As we bid goodbye to 2022, a prayer for India
Where Parliament sessions are not consigned to being a mere ritual, where the Opposition doesn’t disrupt, and the government doesn’t dictate, but both sides learn to talk to rather than at each other
As 2022 draws to a close, it’s time again for a prayer for India ahead of a new year.
Where the mind is without fear and the head is held high. Where India takes the threat posed by China seriously as a “united” country, not where the response is marked by self-defeating “tu tu main main” arguments with the government and Opposition accusing each other. Where the Army is kept out of the political slugfest and fully supported in bravely protecting our borders in icy climes. Where, when things go wrong in 2022, we don’t blame them on Jawaharlal Nehru’s failings in 1962.
Where Parliament sessions are not consigned to being a mere ritual, where the Opposition doesn’t disrupt and the government doesn’t dictate but both sides learn to talk to rather than at each other. Where India presiding over the G20 is about collective pride, and not just self promotion.
Where the executive and judiciary don’t confront each other but recognise their constitutional limits. Where judicial appointments are not held up only to prove a point, where judicial independence is not threatened by ministers publicly criticising the judiciary. Where human rights activists don’t languish in jail without bail only because their ideological leanings lead them to be branded “anti-national”.
Where the Election Commission acts as a neutral umpire. Where elected representatives don’t switch sides overnight only for ministerial benefit. Where enforcement agencies are not used to intimidate political rivals into falling in line.
Where a rational discussion on the economy calls for more facts, less spin. Where all is not doom and gloom, but neither can “don’t worry be happy, we are better off than the rest of the world” become a recurring mantra. Where it is better to admit that growth has slowed, and jobs are scarce.
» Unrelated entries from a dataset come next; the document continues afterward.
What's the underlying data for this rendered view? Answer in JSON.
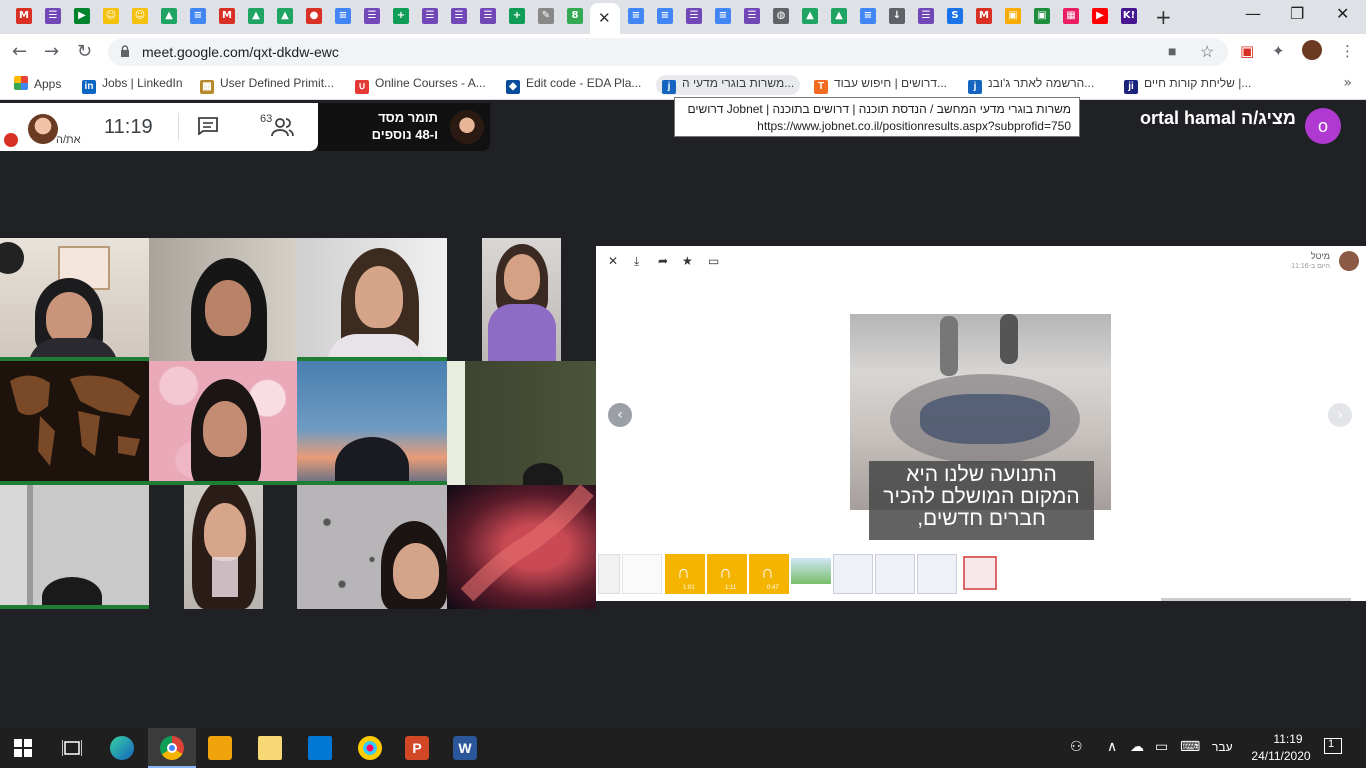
{
  "browser": {
    "tab_icons": [
      {
        "name": "gmail-icon",
        "color": "#d93025",
        "glyph": "M"
      },
      {
        "name": "forms-icon",
        "color": "#7248b9",
        "glyph": "☰"
      },
      {
        "name": "meet-icon",
        "color": "#00832d",
        "glyph": "▶"
      },
      {
        "name": "emoji-icon",
        "color": "#f4c20d",
        "glyph": "☺"
      },
      {
        "name": "emoji-icon",
        "color": "#f4c20d",
        "glyph": "☺"
      },
      {
        "name": "drive-icon",
        "color": "#1fa463",
        "glyph": "▲"
      },
      {
        "name": "docs-icon",
        "color": "#4285f4",
        "glyph": "≡"
      },
      {
        "name": "gmail-icon",
        "color": "#d93025",
        "glyph": "M"
      },
      {
        "name": "drive-icon",
        "color": "#1fa463",
        "glyph": "▲"
      },
      {
        "name": "drive-icon",
        "color": "#1fa463",
        "glyph": "▲"
      },
      {
        "name": "record-icon",
        "color": "#d93025",
        "glyph": "●"
      },
      {
        "name": "docs-icon",
        "color": "#4285f4",
        "glyph": "≡"
      },
      {
        "name": "forms-icon",
        "color": "#7248b9",
        "glyph": "☰"
      },
      {
        "name": "sheets-icon",
        "color": "#0f9d58",
        "glyph": "+"
      },
      {
        "name": "forms-icon",
        "color": "#7248b9",
        "glyph": "☰"
      },
      {
        "name": "forms-icon",
        "color": "#7248b9",
        "glyph": "☰"
      },
      {
        "name": "forms-icon",
        "color": "#7248b9",
        "glyph": "☰"
      },
      {
        "name": "sheets-icon",
        "color": "#0f9d58",
        "glyph": "+"
      },
      {
        "name": "notepad-icon",
        "color": "#888888",
        "glyph": "✎"
      },
      {
        "name": "counter-icon",
        "color": "#34a853",
        "glyph": "8"
      }
    ],
    "tab_icons_right": [
      {
        "name": "docs-icon",
        "color": "#4285f4",
        "glyph": "≡"
      },
      {
        "name": "docs-icon",
        "color": "#4285f4",
        "glyph": "≡"
      },
      {
        "name": "forms-icon",
        "color": "#7248b9",
        "glyph": "☰"
      },
      {
        "name": "docs-icon",
        "color": "#4285f4",
        "glyph": "≡"
      },
      {
        "name": "forms-icon",
        "color": "#7248b9",
        "glyph": "☰"
      },
      {
        "name": "globe-icon",
        "color": "#5f6368",
        "glyph": "◍"
      },
      {
        "name": "drive-icon",
        "color": "#1fa463",
        "glyph": "▲"
      },
      {
        "name": "drive-icon",
        "color": "#1fa463",
        "glyph": "▲"
      },
      {
        "name": "docs-icon",
        "color": "#4285f4",
        "glyph": "≡"
      },
      {
        "name": "download-icon",
        "color": "#5f6368",
        "glyph": "↓"
      },
      {
        "name": "forms-icon",
        "color": "#7248b9",
        "glyph": "☰"
      },
      {
        "name": "s-icon",
        "color": "#1a73e8",
        "glyph": "S"
      },
      {
        "name": "gmail-icon",
        "color": "#d93025",
        "glyph": "M"
      },
      {
        "name": "classroom-icon",
        "color": "#f9ab00",
        "glyph": "▣"
      },
      {
        "name": "classroom-icon",
        "color": "#1e8e3e",
        "glyph": "▣"
      },
      {
        "name": "photo-icon",
        "color": "#e91e63",
        "glyph": "▦"
      },
      {
        "name": "youtube-icon",
        "color": "#ff0000",
        "glyph": "▶"
      },
      {
        "name": "kahoot-icon",
        "color": "#46178f",
        "glyph": "K!"
      }
    ],
    "url": "meet.google.com/qxt-dkdw-ewc",
    "bookmarks": [
      {
        "label": "Apps",
        "icon": "apps-grid-icon",
        "color": "#ea4335"
      },
      {
        "label": "Jobs | LinkedIn",
        "icon": "linkedin-icon",
        "color": "#0a66c2",
        "glyph": "in"
      },
      {
        "label": "User Defined Primit...",
        "icon": "chip-icon",
        "color": "#444444",
        "glyph": "▦"
      },
      {
        "label": "Online Courses - A...",
        "icon": "udemy-icon",
        "color": "#e53935",
        "glyph": "∪"
      },
      {
        "label": "Edit code - EDA Pla...",
        "icon": "eda-icon",
        "color": "#0a4c9c",
        "glyph": "◆"
      },
      {
        "label": "משרות בוגרי מדעי ה...",
        "icon": "jobnet-icon",
        "color": "#1565c0",
        "glyph": "j"
      },
      {
        "label": "דרושים | חיפוש עבוד...",
        "icon": "t-icon",
        "color": "#f26b21",
        "glyph": "T"
      },
      {
        "label": "הרשמה לאתר ג'ובנ...",
        "icon": "jobnet-icon",
        "color": "#1565c0",
        "glyph": "j"
      },
      {
        "label": "שליחת קורות חיים |...",
        "icon": "ji-icon",
        "color": "#1a237e",
        "glyph": "ji"
      }
    ],
    "tooltip": {
      "line1": "משרות בוגרי מדעי המחשב / הנדסת תוכנה | דרושים בתוכנה | Jobnet דרושים",
      "line2": "https://www.jobnet.co.il/positionresults.aspx?subprofid=750"
    }
  },
  "meet": {
    "time": "11:19",
    "people_count": "63",
    "self_label": "את/ה",
    "pinned_name": "תומר מסד",
    "pinned_more": "ו-48 נוספים",
    "presenter_label": "ortal hamal מציג/ה",
    "presenter_initial": "o"
  },
  "share": {
    "user": "מיטל",
    "time": "היום ב-11:16",
    "caption_line1": "התנועה שלנו היא",
    "caption_line2": "המקום המושלם להכיר",
    "caption_line3": "חברים חדשים,",
    "thumbs": [
      {
        "name": "doc-thumb",
        "color": "#f1f1f1"
      },
      {
        "name": "doc-thumb",
        "color": "#f5f5f5"
      },
      {
        "name": "audio-thumb",
        "color": "#f5b400",
        "caption": "1:01"
      },
      {
        "name": "audio-thumb",
        "color": "#f5b400",
        "caption": "1:11"
      },
      {
        "name": "audio-thumb",
        "color": "#f5b400",
        "caption": "0:47"
      },
      {
        "name": "landscape-thumb",
        "color": "#6bb86b"
      },
      {
        "name": "screenshot-thumb",
        "color": "#e8eef5"
      },
      {
        "name": "screenshot-thumb",
        "color": "#e8eef5"
      },
      {
        "name": "screenshot-thumb",
        "color": "#e8eef5"
      },
      {
        "name": "certificate-thumb",
        "color": "#f7e8ec"
      }
    ]
  },
  "taskbar": {
    "time": "11:19",
    "date": "24/11/2020",
    "language": "עבר",
    "notifications": "1"
  }
}
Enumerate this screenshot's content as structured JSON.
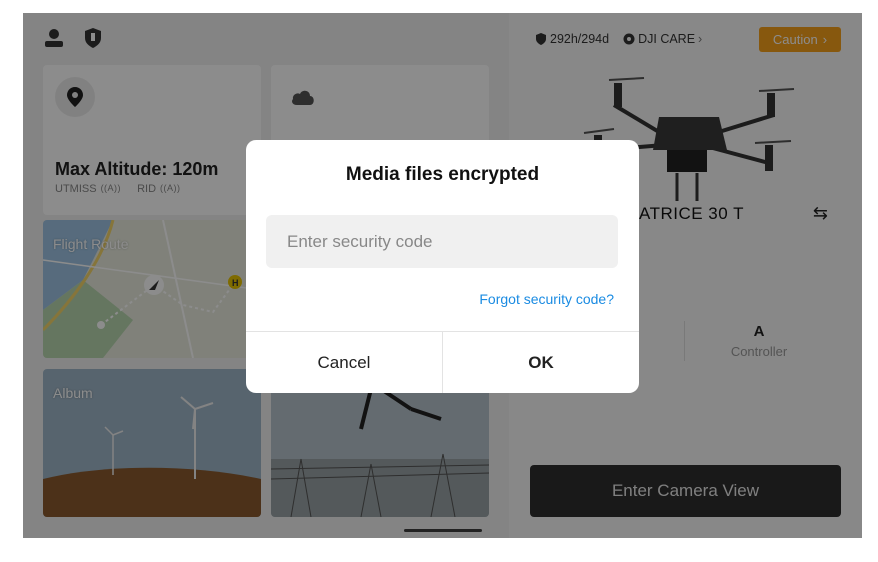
{
  "left": {
    "altitude_title": "Max Altitude: 120m",
    "altitude_sub": [
      "UTMISS",
      "RID"
    ],
    "route_label": "Flight Route",
    "album_label": "Album"
  },
  "right": {
    "flight_hours": "292h/294d",
    "dji_care": "DJI CARE",
    "caution_label": "Caution",
    "drone_name": "ATRICE 30 T",
    "stat_value": "A",
    "stat_label": "Controller",
    "camera_button": "Enter Camera View"
  },
  "dialog": {
    "title": "Media files encrypted",
    "input_placeholder": "Enter security code",
    "forgot_link": "Forgot security code?",
    "cancel": "Cancel",
    "ok": "OK"
  },
  "colors": {
    "caution": "#f6a01a",
    "link": "#1a8be2",
    "camera_button": "#2f2f2f"
  },
  "icons": [
    "user-icon",
    "shield-icon",
    "location-pin-icon",
    "cloud-icon",
    "aircraft-arrow-icon",
    "heliport-icon",
    "hours-shield-icon",
    "care-icon",
    "chevron-right-icon",
    "swap-icon"
  ]
}
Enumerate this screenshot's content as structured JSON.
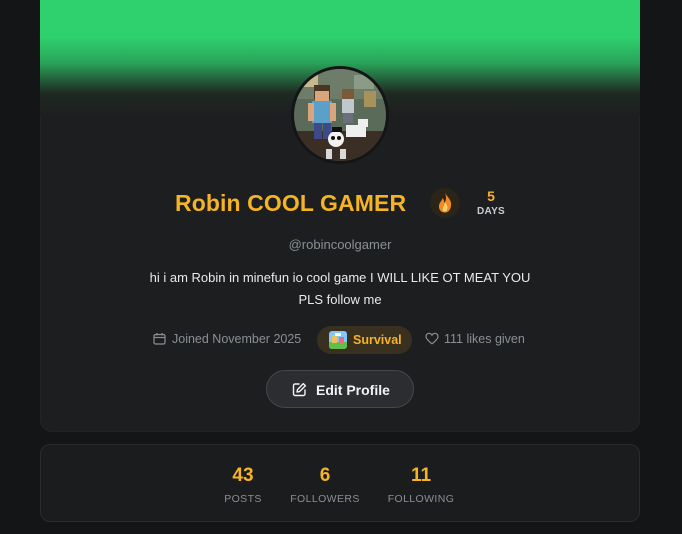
{
  "profile": {
    "display_name": "Robin COOL GAMER",
    "username": "@robincoolgamer",
    "bio": "hi i am  Robin in minefun io  cool game I WILL LIKE OT MEAT YOU PLS follow me",
    "avatar_icon": "minecraft-characters-avatar"
  },
  "streak": {
    "count": "5",
    "unit": "DAYS",
    "icon": "fire-icon"
  },
  "meta": {
    "joined": "Joined November 2025",
    "mode": "Survival",
    "likes": "111 likes given"
  },
  "actions": {
    "edit_profile": "Edit Profile"
  },
  "stats": [
    {
      "value": "43",
      "label": "POSTS"
    },
    {
      "value": "6",
      "label": "FOLLOWERS"
    },
    {
      "value": "11",
      "label": "FOLLOWING"
    }
  ],
  "colors": {
    "accent": "#f5b325",
    "banner": "#2fd16f",
    "background": "#141516",
    "card": "#1d1e20"
  }
}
Where our low ranking in the global hunger index troubles us just as lifting many millions of Indians out of poverty gives us satisfaction.
Where one party’s welfare agenda cannot become another party’s “revadi”, where election promises are made that governments can deliver on rather than spur a freebie culture that will bankrupt the exchequer. Where leaders seek votes on governance and not by raking up polarising issues. Where elections are fought on the needs of a 21st century India and not who destroyed which place of worship in the 16th century. Where the climate crisis is a matter of concern that is not confined to seminars in distant foreign capitals but becomes an integral part of the national conversation. Where the right to breathe clean air is seen as a fundamental right; where, when our cities are flooded, urban bodies are held accountable for the taxes we pay for better infrastructure.
Where small and micro enterprises get the same benefits from banks that a well networked large business does. Where government recruitment exams aren’t endlessly delayed and, when they are held, we don’t have frequent paper leaks that compromise the careers of millions of young Indians. Where reservations don’t become a political weapon that prevent a level-playing field in highly competitive professions, where the number of seats available in the general category don’t shrink every year, where equal opportunities are made available through scaled-up scholarship programmes.
Where interfaith marriages aren’t instantly demonised as “love jihad” and where love is not criminalised by law. Where collective anger against rape is not determined by the religious identity of the rapist but by the nature of the crime. Where, whether the name of the accused is Aftab or Amar, the outrage over murder is the same for all.
Where the colour of the dress an actor wears in a film is no reason to seek a ban on the movie. Where we don’t in a plural society impose our beliefs, where saffron can be pious and beautiful at the same time. Where political parties don’t plug a film that fits in with their propaganda machine while questioning those that don’t buy into an official narrative. Where tolerance and accommodation of the “other” becomes a symbol of our unique diversity.
Where social media doesn’t become a “free for all” forum for hate speech and abuse, where fact-checkers aren’t arrested only because the facts are inconvenient to the powerful in a post-truth world. Where prime time television shows don’t profit from communal polarisation but seek to impart knowledge and not stoke prejudice.
Where our women’s hockey and cricket players get the same attention as their male counterparts when they conquer new peaks. Where every Indian, irrespective of caste, income, gender, region or religion, feels a sense of common citizenship in being Indian.
Into that heaven of freedom, let my country awake! Happy New Year.
Rajdeep Sardesai is a senior journalist and authorThe views expressed are personal